These are all reasonable fears and criticisms--up to a point.
A plant that’s altered in a lab is no more likely to disrupt an ecosystem than a plant that’s altered through selective breeding. Plus, so much of what humans already consume, especially medicine, is rigorously tested and altered in labs.
Many GMOs are funded by NGOs that work towards food security and make seeds freely available.

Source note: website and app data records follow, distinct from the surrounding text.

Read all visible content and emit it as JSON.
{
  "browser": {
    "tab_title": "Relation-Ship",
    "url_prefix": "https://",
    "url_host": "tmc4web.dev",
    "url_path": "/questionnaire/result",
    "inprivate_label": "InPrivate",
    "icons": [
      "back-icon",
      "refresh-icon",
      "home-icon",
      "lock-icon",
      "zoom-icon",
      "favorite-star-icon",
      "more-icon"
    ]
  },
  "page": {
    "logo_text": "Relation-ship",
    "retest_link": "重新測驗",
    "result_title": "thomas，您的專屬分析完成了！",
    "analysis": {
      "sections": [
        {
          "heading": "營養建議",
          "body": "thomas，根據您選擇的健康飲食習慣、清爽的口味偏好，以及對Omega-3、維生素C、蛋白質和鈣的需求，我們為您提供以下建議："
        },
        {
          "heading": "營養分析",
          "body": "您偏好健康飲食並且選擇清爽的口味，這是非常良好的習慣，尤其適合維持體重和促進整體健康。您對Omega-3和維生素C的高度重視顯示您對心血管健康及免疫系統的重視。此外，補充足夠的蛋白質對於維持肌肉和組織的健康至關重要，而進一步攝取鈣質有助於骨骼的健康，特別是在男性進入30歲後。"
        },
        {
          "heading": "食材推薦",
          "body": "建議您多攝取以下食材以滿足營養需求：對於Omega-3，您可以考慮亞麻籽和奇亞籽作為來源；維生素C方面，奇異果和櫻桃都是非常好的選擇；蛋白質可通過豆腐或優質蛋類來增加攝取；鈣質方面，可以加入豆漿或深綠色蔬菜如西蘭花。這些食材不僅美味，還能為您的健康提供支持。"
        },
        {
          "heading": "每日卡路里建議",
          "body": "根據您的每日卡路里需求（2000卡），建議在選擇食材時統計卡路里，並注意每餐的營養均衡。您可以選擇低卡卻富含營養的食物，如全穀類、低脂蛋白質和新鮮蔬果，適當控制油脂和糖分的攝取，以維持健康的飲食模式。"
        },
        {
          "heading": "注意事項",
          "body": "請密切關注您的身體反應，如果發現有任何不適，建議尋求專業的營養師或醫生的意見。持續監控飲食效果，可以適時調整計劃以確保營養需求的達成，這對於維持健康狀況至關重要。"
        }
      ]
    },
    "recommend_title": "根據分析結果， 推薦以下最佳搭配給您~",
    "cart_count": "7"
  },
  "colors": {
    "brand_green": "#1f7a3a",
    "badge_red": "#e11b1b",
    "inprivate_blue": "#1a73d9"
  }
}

Plus, the emergence of GMOs does not automatically eliminate existing seeds, which hedges against corporate dominance of the market.
And the greatest irony of the entire debate is that while GMOs have been met with unrelenting scorn, consumers still buy foods that are grown soaked in pesticides and herbicides and they still buy processed foods that come from all sorts of laboratory experiments.
Both chemical-soaked crops and processed foods are more harmful than GMOs.
As more scientists come out in favor of GMOs and dispel myths, the global conversation will change.
Currently, many governments restrict the growth and and sale of GMOs.
But when the benefits of GMOs are made clear--greater food security, more nutritious diets--the resistance will fall away.
Further momentum can be added when G7 leaders gather in two weeks.
At the end of the event, maybe the GMO debate will move from whether or not they should be allowed to, instead, how can everyone in the world receive a nutritious diet?